An open mind is going to be pivotal in making sure an Asperger marriage survives. Although preconceived notions can be useful in predicting some of what is involved in a marriage relationship, walking into a lifelong commitment with a prescribed set of demands is a recipe for disaster in any marriage-and more so for a marriage between two people with vast neurological differences. Keeping an open mind to new ways to communicate, new ways to connect, and even new ways to show attention and affection can go a long way in making sure an Asperger marriage is not only successful but thriving.
Surviving An Aspergers Marriage
Marriage, as a whole, is a challenging enterprise. Two people uniting two lives are paved with possible roadblocks, pain, and frustration, as well as incredible support, strength, and beauty. The difference between the two lies in how devoted and committed two parties are to one another, regardless of whether or not Asperger's is thrown into the mix.
That being said, there is no denying that adding Asperger's to the already-rocky terrain of marriage brings a new level of strain. Between communication differences, sensory differences, and overall functional differences, people with Asperger's and their neurotypical peers must be sensitive to one another's needs to keep harmony firmly in place in a relationship.
The partner with Asperger's must learn to read signals and cues that are not always readily apparent. This can be achieved through the therapy, to learn how to determine social and emotional cues more accurately, or can be learned through trial and error with one's spouse, provided that one's spouse is willing to put in the work. The ASD partner must also be willing to reside in discomfort at times, as living with and loving others requires a lot of hard work and can be loud, overwhelming, and confusing.
The NT partner must recognize that their experience of the world is not the only one and that something that may seem innocuous to them can be downright painful for their partner. Also, NT partners must learn to develop a thick skin; what might seem like cruel or hurtful language (or lack of language) may not be a personal slight, but a simple matter of lack of contextual understanding or social norms.

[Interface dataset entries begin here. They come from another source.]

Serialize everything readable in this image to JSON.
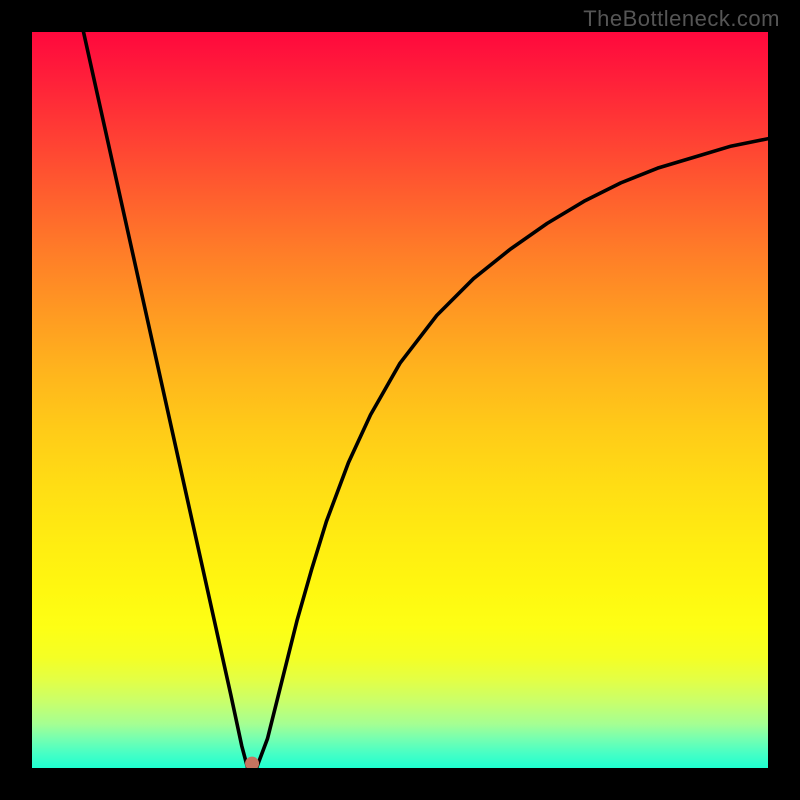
{
  "watermark_text": "TheBottleneck.com",
  "chart_data": {
    "type": "line",
    "title": "",
    "xlabel": "",
    "ylabel": "",
    "xlim": [
      0,
      100
    ],
    "ylim": [
      0,
      100
    ],
    "background_gradient": {
      "direction": "vertical",
      "stops": [
        {
          "t": 0.0,
          "color": "#ff083d"
        },
        {
          "t": 0.5,
          "color": "#ffcc18"
        },
        {
          "t": 0.8,
          "color": "#fff810"
        },
        {
          "t": 1.0,
          "color": "#1fffd0"
        }
      ],
      "meaning": "red (top) to green (bottom)"
    },
    "series": [
      {
        "name": "curve",
        "description": "Black V-shaped bottleneck curve with minimum near x≈29, rising toward 100 on the left edge and toward mid-80s on the right edge",
        "points": [
          {
            "x": 7.0,
            "y": 100.0
          },
          {
            "x": 9.0,
            "y": 91.0
          },
          {
            "x": 11.0,
            "y": 82.0
          },
          {
            "x": 13.0,
            "y": 73.0
          },
          {
            "x": 15.0,
            "y": 64.0
          },
          {
            "x": 17.0,
            "y": 55.0
          },
          {
            "x": 19.0,
            "y": 46.0
          },
          {
            "x": 21.0,
            "y": 37.0
          },
          {
            "x": 23.0,
            "y": 28.0
          },
          {
            "x": 25.0,
            "y": 19.0
          },
          {
            "x": 27.0,
            "y": 10.0
          },
          {
            "x": 28.5,
            "y": 3.0
          },
          {
            "x": 29.3,
            "y": 0.0
          },
          {
            "x": 30.5,
            "y": 0.0
          },
          {
            "x": 32.0,
            "y": 4.0
          },
          {
            "x": 34.0,
            "y": 12.0
          },
          {
            "x": 36.0,
            "y": 20.0
          },
          {
            "x": 38.0,
            "y": 27.0
          },
          {
            "x": 40.0,
            "y": 33.5
          },
          {
            "x": 43.0,
            "y": 41.5
          },
          {
            "x": 46.0,
            "y": 48.0
          },
          {
            "x": 50.0,
            "y": 55.0
          },
          {
            "x": 55.0,
            "y": 61.5
          },
          {
            "x": 60.0,
            "y": 66.5
          },
          {
            "x": 65.0,
            "y": 70.5
          },
          {
            "x": 70.0,
            "y": 74.0
          },
          {
            "x": 75.0,
            "y": 77.0
          },
          {
            "x": 80.0,
            "y": 79.5
          },
          {
            "x": 85.0,
            "y": 81.5
          },
          {
            "x": 90.0,
            "y": 83.0
          },
          {
            "x": 95.0,
            "y": 84.5
          },
          {
            "x": 100.0,
            "y": 85.5
          }
        ]
      }
    ],
    "marker": {
      "description": "Small salmon dot at the curve minimum",
      "x": 29.9,
      "y": 0.6,
      "color": "#c67460"
    },
    "grid": false,
    "legend": false
  }
}
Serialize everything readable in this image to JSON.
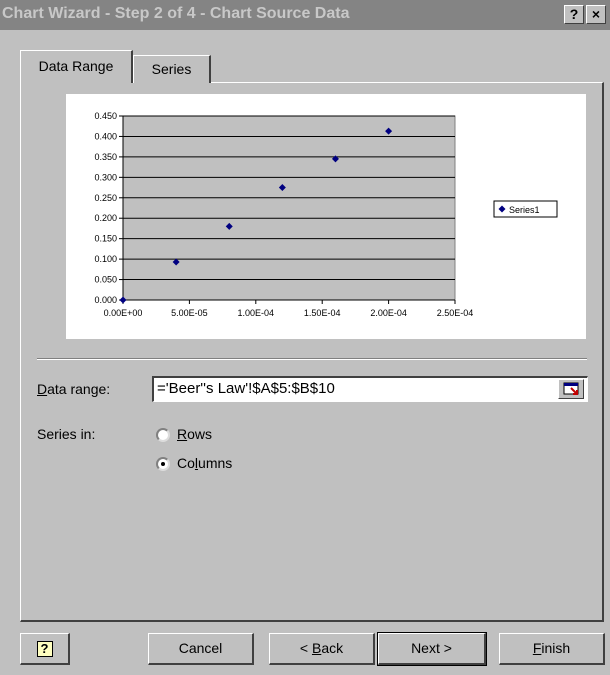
{
  "titlebar": {
    "title": "Chart Wizard - Step 2 of 4 - Chart Source Data",
    "help_label": "?",
    "close_label": "×"
  },
  "tabs": [
    {
      "label": "Data Range",
      "active": true
    },
    {
      "label": "Series",
      "active": false
    }
  ],
  "chart_data": {
    "type": "scatter",
    "x": [
      0,
      4e-05,
      8e-05,
      0.00012,
      0.00016,
      0.0002
    ],
    "y": [
      0,
      0.093,
      0.18,
      0.275,
      0.345,
      0.413
    ],
    "xlim": [
      0,
      0.00025
    ],
    "ylim": [
      0,
      0.45
    ],
    "x_ticks": [
      "0.00E+00",
      "5.00E-05",
      "1.00E-04",
      "1.50E-04",
      "2.00E-04",
      "2.50E-04"
    ],
    "y_ticks": [
      "0.000",
      "0.050",
      "0.100",
      "0.150",
      "0.200",
      "0.250",
      "0.300",
      "0.350",
      "0.400",
      "0.450"
    ],
    "series": [
      {
        "name": "Series1",
        "color": "#000080"
      }
    ],
    "legend": "right",
    "grid": true
  },
  "data_range": {
    "label_prefix": "D",
    "label_rest": "ata range:",
    "value": "='Beer''s Law'!$A$5:$B$10"
  },
  "series_in": {
    "label": "Series in:",
    "options": [
      {
        "prefix": "",
        "underline": "R",
        "rest": "ows",
        "selected": false
      },
      {
        "prefix": "Co",
        "underline": "l",
        "rest": "umns",
        "selected": true
      }
    ]
  },
  "buttons": {
    "help_icon": "?",
    "cancel": "Cancel",
    "back_prefix": "< ",
    "back_underline": "B",
    "back_rest": "ack",
    "next": "Next >",
    "finish_underline": "F",
    "finish_rest": "inish"
  }
}
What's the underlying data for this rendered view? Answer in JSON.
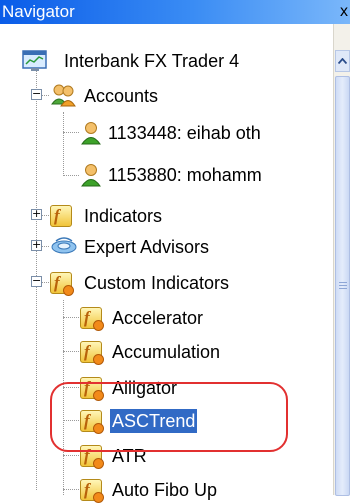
{
  "window": {
    "title": "Navigator"
  },
  "tree": {
    "root": "Interbank FX Trader 4",
    "accounts": "Accounts",
    "account_items": [
      "1133448: eihab oth",
      "1153880: mohamm"
    ],
    "indicators": "Indicators",
    "experts": "Expert Advisors",
    "custom": "Custom Indicators",
    "custom_items": [
      "Accelerator",
      "Accumulation",
      "Alligator",
      "ASCTrend",
      "ATR",
      "Auto Fibo Up"
    ],
    "selected": "ASCTrend"
  },
  "colors": {
    "selection": "#316ac5",
    "annotation_ring": "#e23030",
    "title_bar": "#0a5ce8"
  },
  "icons": {
    "root": "terminal-icon",
    "accounts": "accounts-folder-icon",
    "account_item": "user-account-icon",
    "indicators": "indicator-icon",
    "experts": "expert-advisor-icon",
    "custom": "custom-indicator-icon",
    "expand": "plus-box-icon",
    "collapse": "minus-box-icon"
  }
}
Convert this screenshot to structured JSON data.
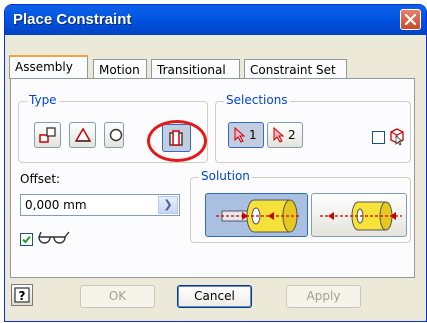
{
  "window": {
    "title": "Place Constraint",
    "close_icon": "close-icon"
  },
  "tabs": [
    {
      "label": "Assembly",
      "active": true
    },
    {
      "label": "Motion",
      "active": false
    },
    {
      "label": "Transitional",
      "active": false
    },
    {
      "label": "Constraint Set",
      "active": false
    }
  ],
  "type_group": {
    "label": "Type",
    "buttons": [
      {
        "icon": "mate-constraint-icon",
        "pressed": false
      },
      {
        "icon": "angle-constraint-icon",
        "pressed": false
      },
      {
        "icon": "tangent-constraint-icon",
        "pressed": false
      },
      {
        "icon": "insert-constraint-icon",
        "pressed": true
      }
    ]
  },
  "selections_group": {
    "label": "Selections",
    "buttons": [
      {
        "label": "1",
        "icon": "select-arrow-icon",
        "pressed": true
      },
      {
        "label": "2",
        "icon": "select-arrow-icon",
        "pressed": false
      }
    ],
    "pick_part_first_checked": false
  },
  "offset": {
    "label": "Offset:",
    "value": "0,000 mm"
  },
  "show_preview_checked": true,
  "solution_group": {
    "label": "Solution",
    "buttons": [
      {
        "icon": "opposed-solution-icon",
        "pressed": true
      },
      {
        "icon": "aligned-solution-icon",
        "pressed": false
      }
    ]
  },
  "footer": {
    "ok_label": "OK",
    "cancel_label": "Cancel",
    "apply_label": "Apply"
  },
  "colors": {
    "title_bar": "#0055e3",
    "highlight_ring": "#e21a1a",
    "group_label": "#0046d5"
  }
}
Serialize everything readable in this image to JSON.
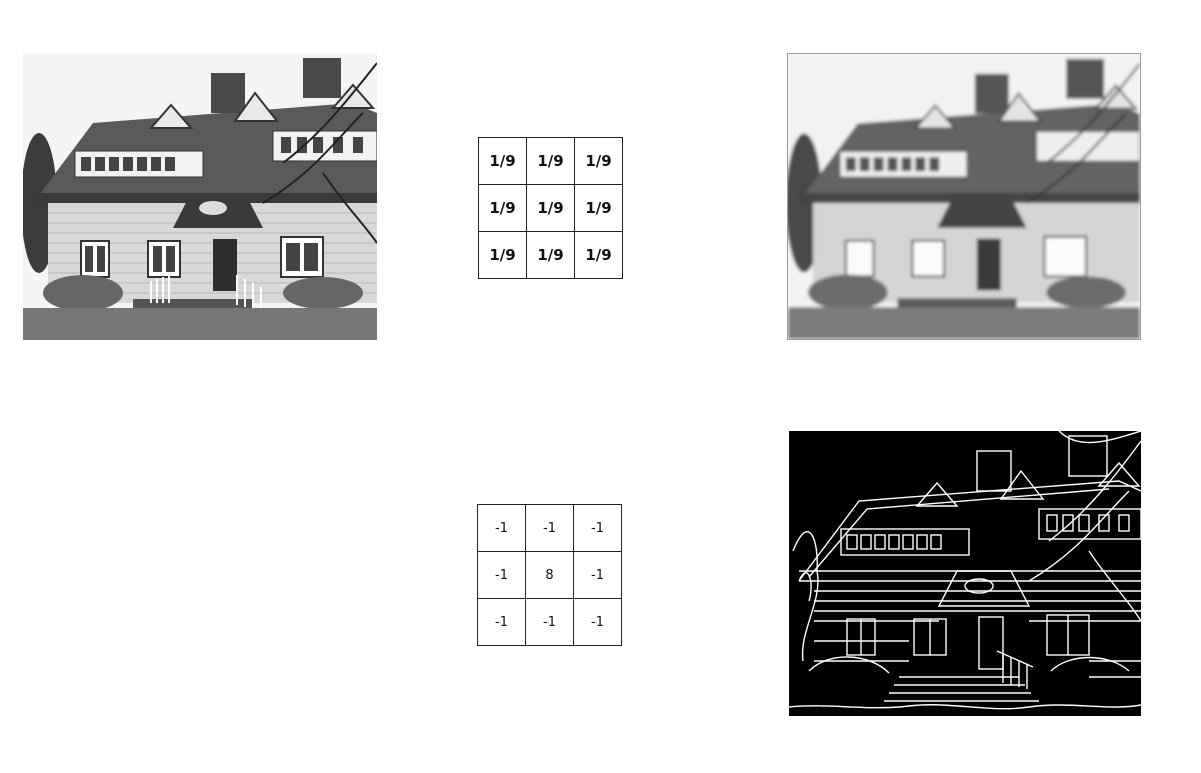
{
  "images": {
    "original": {
      "description_name": "original-house-photo"
    },
    "blurred": {
      "description_name": "smoothed-house-photo"
    },
    "edges": {
      "description_name": "edge-detected-house-photo"
    }
  },
  "kernels": {
    "averaging": [
      [
        "1/9",
        "1/9",
        "1/9"
      ],
      [
        "1/9",
        "1/9",
        "1/9"
      ],
      [
        "1/9",
        "1/9",
        "1/9"
      ]
    ],
    "laplacian": [
      [
        "-1",
        "-1",
        "-1"
      ],
      [
        "-1",
        "8",
        "-1"
      ],
      [
        "-1",
        "-1",
        "-1"
      ]
    ]
  },
  "colors": {
    "background": "#ffffff",
    "grid_border": "#222222",
    "edge_background": "#000000",
    "edge_lines": "#ffffff"
  }
}
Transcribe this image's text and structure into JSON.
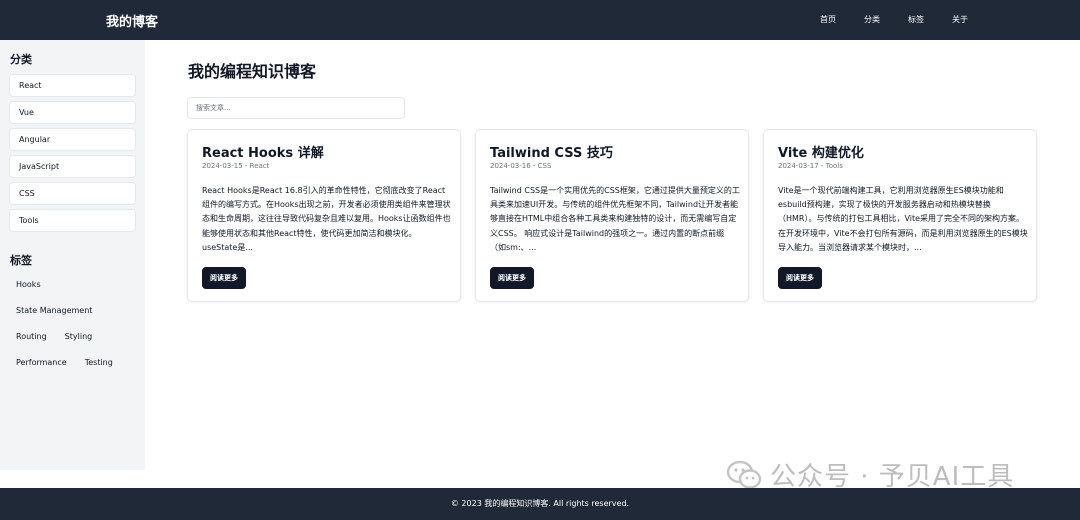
{
  "header": {
    "brand": "我的博客",
    "nav": [
      "首页",
      "分类",
      "标签",
      "关于"
    ]
  },
  "sidebar": {
    "categories_title": "分类",
    "categories": [
      "React",
      "Vue",
      "Angular",
      "JavaScript",
      "CSS",
      "Tools"
    ],
    "tags_title": "标签",
    "tags": [
      "Hooks",
      "State Management",
      "Routing",
      "Styling",
      "Performance",
      "Testing"
    ]
  },
  "main": {
    "title": "我的编程知识博客",
    "search_placeholder": "搜索文章...",
    "posts": [
      {
        "title": "React Hooks 详解",
        "meta": "2024-03-15 - React",
        "excerpt": "React Hooks是React 16.8引入的革命性特性，它彻底改变了React组件的编写方式。在Hooks出现之前，开发者必须使用类组件来管理状态和生命周期，这往往导致代码复杂且难以复用。Hooks让函数组件也能够使用状态和其他React特性，使代码更加简洁和模块化。 useState是...",
        "button": "阅读更多"
      },
      {
        "title": "Tailwind CSS 技巧",
        "meta": "2024-03-16 - CSS",
        "excerpt": "Tailwind CSS是一个实用优先的CSS框架，它通过提供大量预定义的工具类来加速UI开发。与传统的组件优先框架不同，Tailwind让开发者能够直接在HTML中组合各种工具类来构建独特的设计，而无需编写自定义CSS。 响应式设计是Tailwind的强项之一。通过内置的断点前缀（如sm:、...",
        "button": "阅读更多"
      },
      {
        "title": "Vite 构建优化",
        "meta": "2024-03-17 - Tools",
        "excerpt": "Vite是一个现代前端构建工具，它利用浏览器原生ES模块功能和esbuild预构建，实现了极快的开发服务器启动和热模块替换（HMR）。与传统的打包工具相比，Vite采用了完全不同的架构方案。 在开发环境中，Vite不会打包所有源码，而是利用浏览器原生的ES模块导入能力。当浏览器请求某个模块时，...",
        "button": "阅读更多"
      }
    ]
  },
  "footer": {
    "text": "© 2023 我的编程知识博客. All rights reserved."
  },
  "watermark": {
    "text": "公众号 · 予贝AI工具",
    "icon": "wechat-icon"
  }
}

Working together, couples in an Asperger marriage can experience the same joy and fulfillment found in a neurotypical marriage. With plenty of understanding, patience, and perseverance, couples can learn to love and accept one another's strengths and weaknesses and celebrate their differences, rather than letting their differences interfere with a lifetime of commitment to one another.